Data items
********************
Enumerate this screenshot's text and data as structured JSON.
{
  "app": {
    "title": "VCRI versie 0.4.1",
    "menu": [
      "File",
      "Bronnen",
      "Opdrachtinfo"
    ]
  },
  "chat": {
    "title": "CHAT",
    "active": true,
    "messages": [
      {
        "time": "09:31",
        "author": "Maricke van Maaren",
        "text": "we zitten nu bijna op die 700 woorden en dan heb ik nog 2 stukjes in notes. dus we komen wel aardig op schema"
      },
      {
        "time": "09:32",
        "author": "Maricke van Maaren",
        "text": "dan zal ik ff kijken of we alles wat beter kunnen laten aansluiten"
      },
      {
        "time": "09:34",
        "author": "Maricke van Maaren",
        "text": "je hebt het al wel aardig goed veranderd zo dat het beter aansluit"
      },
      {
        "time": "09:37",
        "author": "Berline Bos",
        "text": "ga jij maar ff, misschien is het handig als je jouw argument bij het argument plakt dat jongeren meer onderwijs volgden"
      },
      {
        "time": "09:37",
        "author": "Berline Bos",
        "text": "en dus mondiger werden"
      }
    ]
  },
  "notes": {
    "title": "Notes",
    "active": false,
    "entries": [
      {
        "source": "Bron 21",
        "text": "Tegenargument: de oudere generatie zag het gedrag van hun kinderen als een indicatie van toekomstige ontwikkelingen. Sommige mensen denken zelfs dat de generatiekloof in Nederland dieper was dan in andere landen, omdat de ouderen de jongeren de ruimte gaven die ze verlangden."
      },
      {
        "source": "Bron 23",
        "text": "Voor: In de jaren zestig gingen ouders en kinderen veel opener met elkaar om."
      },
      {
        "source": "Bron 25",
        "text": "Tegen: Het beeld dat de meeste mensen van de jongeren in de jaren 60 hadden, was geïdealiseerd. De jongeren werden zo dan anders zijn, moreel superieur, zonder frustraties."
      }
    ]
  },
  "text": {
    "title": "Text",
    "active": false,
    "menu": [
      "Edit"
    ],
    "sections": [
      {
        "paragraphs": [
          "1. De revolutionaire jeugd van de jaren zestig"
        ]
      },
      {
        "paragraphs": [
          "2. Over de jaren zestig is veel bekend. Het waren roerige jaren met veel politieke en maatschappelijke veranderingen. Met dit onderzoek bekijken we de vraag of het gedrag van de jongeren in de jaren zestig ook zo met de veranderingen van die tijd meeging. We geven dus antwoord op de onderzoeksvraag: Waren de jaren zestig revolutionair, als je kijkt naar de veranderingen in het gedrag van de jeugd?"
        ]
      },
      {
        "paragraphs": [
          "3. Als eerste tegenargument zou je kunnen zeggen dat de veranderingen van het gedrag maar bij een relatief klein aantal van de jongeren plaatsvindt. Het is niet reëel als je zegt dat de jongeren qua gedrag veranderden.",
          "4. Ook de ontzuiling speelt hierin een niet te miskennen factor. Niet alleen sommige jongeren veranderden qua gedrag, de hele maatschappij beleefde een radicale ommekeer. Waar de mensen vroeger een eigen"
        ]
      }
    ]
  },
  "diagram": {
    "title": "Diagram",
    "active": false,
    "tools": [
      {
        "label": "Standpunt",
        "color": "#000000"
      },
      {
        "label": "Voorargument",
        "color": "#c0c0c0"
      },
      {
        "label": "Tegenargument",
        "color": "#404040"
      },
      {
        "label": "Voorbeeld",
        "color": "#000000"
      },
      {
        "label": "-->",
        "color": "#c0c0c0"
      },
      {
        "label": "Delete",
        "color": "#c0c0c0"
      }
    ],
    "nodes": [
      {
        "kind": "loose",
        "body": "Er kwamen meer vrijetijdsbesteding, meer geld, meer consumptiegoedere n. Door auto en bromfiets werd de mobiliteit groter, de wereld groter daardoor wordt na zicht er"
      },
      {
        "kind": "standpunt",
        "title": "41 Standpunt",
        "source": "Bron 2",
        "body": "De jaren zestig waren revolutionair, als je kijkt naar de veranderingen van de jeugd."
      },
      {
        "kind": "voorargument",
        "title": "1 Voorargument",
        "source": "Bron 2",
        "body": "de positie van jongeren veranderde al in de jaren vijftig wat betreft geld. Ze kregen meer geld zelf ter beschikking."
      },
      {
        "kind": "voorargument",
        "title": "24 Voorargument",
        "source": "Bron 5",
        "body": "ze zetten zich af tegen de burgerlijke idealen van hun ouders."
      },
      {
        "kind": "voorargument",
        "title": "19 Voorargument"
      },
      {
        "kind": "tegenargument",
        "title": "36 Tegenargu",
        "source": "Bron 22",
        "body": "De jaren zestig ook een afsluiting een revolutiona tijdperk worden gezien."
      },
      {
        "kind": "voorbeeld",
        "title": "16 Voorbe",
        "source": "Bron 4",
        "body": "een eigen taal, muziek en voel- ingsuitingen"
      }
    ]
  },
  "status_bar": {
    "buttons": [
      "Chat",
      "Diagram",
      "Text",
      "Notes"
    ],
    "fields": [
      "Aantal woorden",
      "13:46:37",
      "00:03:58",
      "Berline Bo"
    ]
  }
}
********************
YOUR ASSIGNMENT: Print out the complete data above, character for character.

RESULT BELOW:
Enumerate this screenshot's text and data as structured JSON.
{
  "app": {
    "title": "VCRI versie 0.4.1",
    "menu": [
      "File",
      "Bronnen",
      "Opdrachtinfo"
    ]
  },
  "chat": {
    "title": "CHAT",
    "active": true,
    "messages": [
      {
        "time": "09:31",
        "author": "Maricke van Maaren",
        "text": "we zitten nu bijna op die 700 woorden en dan heb ik nog 2 stukjes in notes. dus we komen wel aardig op schema"
      },
      {
        "time": "09:32",
        "author": "Maricke van Maaren",
        "text": "dan zal ik ff kijken of we alles wat beter kunnen laten aansluiten"
      },
      {
        "time": "09:34",
        "author": "Maricke van Maaren",
        "text": "je hebt het al wel aardig goed veranderd zo dat het beter aansluit"
      },
      {
        "time": "09:37",
        "author": "Berline Bos",
        "text": "ga jij maar ff, misschien is het handig als je jouw argument bij het argument plakt dat jongeren meer onderwijs volgden"
      },
      {
        "time": "09:37",
        "author": "Berline Bos",
        "text": "en dus mondiger werden"
      }
    ]
  },
  "notes": {
    "title": "Notes",
    "active": false,
    "entries": [
      {
        "source": "Bron 21",
        "text": "Tegenargument: de oudere generatie zag het gedrag van hun kinderen als een indicatie van toekomstige ontwikkelingen. Sommige mensen denken zelfs dat de generatiekloof in Nederland dieper was dan in andere landen, omdat de ouderen de jongeren de ruimte gaven die ze verlangden."
      },
      {
        "source": "Bron 23",
        "text": "Voor: In de jaren zestig gingen ouders en kinderen veel opener met elkaar om."
      },
      {
        "source": "Bron 25",
        "text": "Tegen: Het beeld dat de meeste mensen van de jongeren in de jaren 60 hadden, was geïdealiseerd. De jongeren werden zo dan anders zijn, moreel superieur, zonder frustraties."
      }
    ]
  },
  "text": {
    "title": "Text",
    "active": false,
    "menu": [
      "Edit"
    ],
    "sections": [
      {
        "paragraphs": [
          "1. De revolutionaire jeugd van de jaren zestig"
        ]
      },
      {
        "paragraphs": [
          "2. Over de jaren zestig is veel bekend. Het waren roerige jaren met veel politieke en maatschappelijke veranderingen. Met dit onderzoek bekijken we de vraag of het gedrag van de jongeren in de jaren zestig ook zo met de veranderingen van die tijd meeging. We geven dus antwoord op de onderzoeksvraag: Waren de jaren zestig revolutionair, als je kijkt naar de veranderingen in het gedrag van de jeugd?"
        ]
      },
      {
        "paragraphs": [
          "3. Als eerste tegenargument zou je kunnen zeggen dat de veranderingen van het gedrag maar bij een relatief klein aantal van de jongeren plaatsvindt. Het is niet reëel als je zegt dat de jongeren qua gedrag veranderden.",
          "4. Ook de ontzuiling speelt hierin een niet te miskennen factor. Niet alleen sommige jongeren veranderden qua gedrag, de hele maatschappij beleefde een radicale ommekeer. Waar de mensen vroeger een eigen"
        ]
      }
    ]
  },
  "diagram": {
    "title": "Diagram",
    "active": false,
    "tools": [
      {
        "label": "Standpunt",
        "color": "#000000"
      },
      {
        "label": "Voorargument",
        "color": "#c0c0c0"
      },
      {
        "label": "Tegenargument",
        "color": "#404040"
      },
      {
        "label": "Voorbeeld",
        "color": "#000000"
      },
      {
        "label": "-->",
        "color": "#c0c0c0"
      },
      {
        "label": "Delete",
        "color": "#c0c0c0"
      }
    ],
    "nodes": [
      {
        "kind": "loose",
        "body": "Er kwamen meer vrijetijdsbesteding, meer geld, meer consumptiegoedere n. Door auto en bromfiets werd de mobiliteit groter, de wereld groter daardoor wordt na zicht er"
      },
      {
        "kind": "standpunt",
        "title": "41 Standpunt",
        "source": "Bron 2",
        "body": "De jaren zestig waren revolutionair, als je kijkt naar de veranderingen van de jeugd."
      },
      {
        "kind": "voorargument",
        "title": "1 Voorargument",
        "source": "Bron 2",
        "body": "de positie van jongeren veranderde al in de jaren vijftig wat betreft geld. Ze kregen meer geld zelf ter beschikking."
      },
      {
        "kind": "voorargument",
        "title": "24 Voorargument",
        "source": "Bron 5",
        "body": "ze zetten zich af tegen de burgerlijke idealen van hun ouders."
      },
      {
        "kind": "voorargument",
        "title": "19 Voorargument"
      },
      {
        "kind": "tegenargument",
        "title": "36 Tegenargu",
        "source": "Bron 22",
        "body": "De jaren zestig ook een afsluiting een revolutiona tijdperk worden gezien."
      },
      {
        "kind": "voorbeeld",
        "title": "16 Voorbe",
        "source": "Bron 4",
        "body": "een eigen taal, muziek en voel- ingsuitingen"
      }
    ]
  },
  "status_bar": {
    "buttons": [
      "Chat",
      "Diagram",
      "Text",
      "Notes"
    ],
    "fields": [
      "Aantal woorden",
      "13:46:37",
      "00:03:58",
      "Berline Bo"
    ]
  }
}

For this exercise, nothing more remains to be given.